Measure Abbreviation
Data Collection Method

This measure is calculated based on data extracted from the electronic medical record combined with administrative data sources such as professional fee and discharge diagnoses data.  This measure is explicitly not based on provider self-attestation.

Measure Type

Percentage of cardiac cases in which colloids were not administered intraoperatively.

Measure Time Period

Anesthesia Start to Anesthesia End


All patients undergoing general anesthetics, spinals, and epidurals AND documentation of a cardiac case indicated by one of the following:

  • Cardiac surgery without pump (CPT: 00560)
  • Cardiac surgery with pump and <1 year old (CPT: 00561)
  • Cardiac surgery with pump and > 1 year old (CPT: 00562)
  • Cardiac surgery with hypothermic arrest (CPT: 00563)
  • CABG with pump (CPT: 00567)
  • Heart Transplant (CPT: 00580)
  • An intraoperative note with one of the following MPOG concepts:
    • 50399    Cardiopulmonary bypass -- aortic clamp on/off note
    • 50409    Cardiopulmonary bypass terminated
    • 50410    Cardiopulmonary bypass initiated (full)
    • 50416    Cardiopulmonary bypass -- crossclamp and circulatory arrest time totals
    • 50417    Cardiopulmonary bypass -- Access cannula removed note
    • 50714    Cardiopulmonary bypass - Bypass start / stop event
  • Cases performed by cardiac surgical service: MPOG concept 80005.


  • Non-cardiac cases
  • ASA 5 and 6 cases
  • ≥ 2L EBL
  • ≥ 4 units PRBC transfusion
  • Patients that are in prone position for more than 4 hours
  • Patients that are in Trendelenburg position for more than 4 hours
  • Patients with ascites

Colloids are not administered during the case.

Other Measure Build Details
  • The purpose of this measure is to identify the use of colloids for patients that likely do not need them in the cardiac surgery patient population.  It is the expectation that providers will uphold the ASA’s Choosing Wisely program by avoiding colloids and using crystalloid instead when appropriate.
  • Measure Start/End Time is defined as Anesthesia Start to Anesthesia End.
Responsible Provider

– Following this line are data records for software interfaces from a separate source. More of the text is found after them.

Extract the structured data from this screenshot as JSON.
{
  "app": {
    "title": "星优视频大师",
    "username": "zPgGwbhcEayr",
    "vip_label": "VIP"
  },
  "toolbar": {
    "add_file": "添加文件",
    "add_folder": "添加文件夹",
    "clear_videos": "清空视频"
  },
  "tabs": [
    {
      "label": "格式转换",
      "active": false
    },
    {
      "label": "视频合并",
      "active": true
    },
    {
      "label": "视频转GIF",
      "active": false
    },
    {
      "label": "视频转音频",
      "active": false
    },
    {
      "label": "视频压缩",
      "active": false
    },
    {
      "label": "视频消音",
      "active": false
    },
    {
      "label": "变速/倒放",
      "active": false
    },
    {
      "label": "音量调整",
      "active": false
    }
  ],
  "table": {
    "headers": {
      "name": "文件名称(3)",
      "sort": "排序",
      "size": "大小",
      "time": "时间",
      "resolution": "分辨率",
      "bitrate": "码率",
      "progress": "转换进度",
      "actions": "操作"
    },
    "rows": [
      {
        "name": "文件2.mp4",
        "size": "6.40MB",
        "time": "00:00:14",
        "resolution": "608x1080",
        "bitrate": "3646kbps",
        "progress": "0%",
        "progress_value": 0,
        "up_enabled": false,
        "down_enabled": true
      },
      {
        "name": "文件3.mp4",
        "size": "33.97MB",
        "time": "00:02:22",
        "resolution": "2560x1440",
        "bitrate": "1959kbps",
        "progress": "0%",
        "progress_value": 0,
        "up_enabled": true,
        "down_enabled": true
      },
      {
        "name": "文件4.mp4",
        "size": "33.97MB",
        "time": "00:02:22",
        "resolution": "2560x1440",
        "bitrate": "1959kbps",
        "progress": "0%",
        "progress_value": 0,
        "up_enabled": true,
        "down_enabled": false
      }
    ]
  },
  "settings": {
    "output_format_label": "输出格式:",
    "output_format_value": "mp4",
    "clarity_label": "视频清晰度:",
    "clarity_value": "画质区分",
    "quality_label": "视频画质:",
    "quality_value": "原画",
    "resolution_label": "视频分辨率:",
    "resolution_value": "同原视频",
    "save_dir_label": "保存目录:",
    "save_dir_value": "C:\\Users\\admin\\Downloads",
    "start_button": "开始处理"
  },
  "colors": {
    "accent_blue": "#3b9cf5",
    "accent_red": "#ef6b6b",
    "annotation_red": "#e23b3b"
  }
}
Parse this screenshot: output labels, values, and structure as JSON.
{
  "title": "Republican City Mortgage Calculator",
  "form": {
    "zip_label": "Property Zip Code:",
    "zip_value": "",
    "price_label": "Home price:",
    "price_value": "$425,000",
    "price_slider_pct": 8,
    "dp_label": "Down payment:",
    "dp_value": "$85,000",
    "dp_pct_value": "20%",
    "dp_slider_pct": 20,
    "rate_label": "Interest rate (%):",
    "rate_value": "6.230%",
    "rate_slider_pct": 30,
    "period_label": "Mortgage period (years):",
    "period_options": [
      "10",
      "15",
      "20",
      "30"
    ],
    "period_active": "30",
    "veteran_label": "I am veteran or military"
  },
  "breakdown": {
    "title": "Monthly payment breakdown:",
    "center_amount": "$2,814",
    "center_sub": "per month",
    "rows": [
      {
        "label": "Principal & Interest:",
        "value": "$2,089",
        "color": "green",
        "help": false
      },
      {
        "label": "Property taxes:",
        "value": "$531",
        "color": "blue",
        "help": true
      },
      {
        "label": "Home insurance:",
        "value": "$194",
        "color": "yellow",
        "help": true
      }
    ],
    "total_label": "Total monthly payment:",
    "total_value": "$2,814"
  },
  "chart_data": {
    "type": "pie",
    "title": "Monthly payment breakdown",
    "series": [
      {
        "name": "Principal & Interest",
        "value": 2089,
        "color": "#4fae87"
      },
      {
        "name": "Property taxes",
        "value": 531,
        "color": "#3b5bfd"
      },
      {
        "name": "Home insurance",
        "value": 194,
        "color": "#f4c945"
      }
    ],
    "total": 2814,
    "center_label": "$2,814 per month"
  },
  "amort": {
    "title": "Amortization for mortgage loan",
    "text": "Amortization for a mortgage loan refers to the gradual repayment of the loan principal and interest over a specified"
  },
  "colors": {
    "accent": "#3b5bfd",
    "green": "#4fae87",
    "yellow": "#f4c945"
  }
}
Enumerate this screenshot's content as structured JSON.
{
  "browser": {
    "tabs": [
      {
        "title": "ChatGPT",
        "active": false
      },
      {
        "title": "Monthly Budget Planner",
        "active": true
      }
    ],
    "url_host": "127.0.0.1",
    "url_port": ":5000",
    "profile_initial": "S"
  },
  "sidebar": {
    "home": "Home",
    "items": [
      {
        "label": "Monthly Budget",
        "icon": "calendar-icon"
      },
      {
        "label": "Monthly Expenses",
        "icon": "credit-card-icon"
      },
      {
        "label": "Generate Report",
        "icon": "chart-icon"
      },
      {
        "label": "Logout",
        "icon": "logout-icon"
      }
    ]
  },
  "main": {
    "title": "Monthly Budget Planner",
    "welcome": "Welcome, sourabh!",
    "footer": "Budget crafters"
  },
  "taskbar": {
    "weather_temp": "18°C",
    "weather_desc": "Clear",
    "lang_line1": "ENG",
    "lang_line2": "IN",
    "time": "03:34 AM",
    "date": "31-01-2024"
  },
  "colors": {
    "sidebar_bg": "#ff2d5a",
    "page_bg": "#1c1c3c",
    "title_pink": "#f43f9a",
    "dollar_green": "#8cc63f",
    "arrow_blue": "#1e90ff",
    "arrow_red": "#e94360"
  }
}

The provider signed in at the time of the colloid administration.

MPOG Concept IDs Required

Colloid MPOG Concepts

Patient Position MPOG Concepts

Patient Dx MPOG Concepts


Albumin 25%


Positioning- Patient Position




Albumin 5%


Positioning- Patient positioned in left lateral decubitus position

Estimated Blood Loss MPOG Concept


Albumin 20%


Patient positioned in right lateral decubitus position





Blood Administration MPOG Concepts





Packed Red Blood Cells-Autologous



Hydroxyethyl Starch 130/0.4 6% in 0.9% Saline (Voluven)


Packed Red Blood Cells- Homologous



Hydroxyethyl Starch 6% in Lactated Solution (Hextend)


Packed Red Blood Cells-Unknown Type


Data Diagnostics Affected
  • Percentage of Cases with any Fluid Recording
  • Percentage of Fluids with a Meaningful Fluid Mapping
  • Percentage of Cases with Colloids Administered

There is a lack of consistent evidence to suggest improved survival with the use of colloids as compared to crystalloids in the surgical population. Because colloids are more expensive than crystalloids, it is recommended that anesthesia providers avoid the use of colloids in most instances.

Risk Adjustment

Not applicable

  1. Nolan JP, Mythen MG.  Hydroxyethyl starch: here today, gone tomorrow.  British Journal of Anaesthesia 2013, 111(3): 321–4.  doi:10.1093/bja/aet294.
  2. Perel P, Roberts I, Pearson M.  Colloids versus crystalloids for fluid resuscitation in critically ill patients (Review). The Cochrane Collaboration. (2009) Published by JohnWiley & Sons, Ltd.
  3. Schick M, Isbary J, Stuber T, Brugger J, Stumpner J, Schkegel N, Roewer N, Eichelbronner O, Wunder C.  Effects of crystalloids and colloids on liver and intestine microcirculation and function in cecal ligation and puncture induced septic rodents. BMC Gastroenterology 2012, 12:179.
  4. Youssef MA, Al-Inany HG, Evers JL, Aboulghar M. Intra-venous fluids for the prevention of severe ovarian hyperstimulation syndrome. Cochran Database Systematic Reviews 2011, 16(2): CD001302. Doi: 10.1002/14651858.CD001302.pub2.
  5. Ryhammer, Pia Katarina, Mariann Tang, Joachim Hoffmann-Petersen, Dovile Leonaviciute, Jacob Greisen, Marie Storebjerg Gissel, and Carl-Johan Jakobsen. 2017. “Colloids in Cardiac Surgery-Friend or Foe?” Journal of Cardiothoracic and Vascular Anesthesia 31 (5): 1639–48.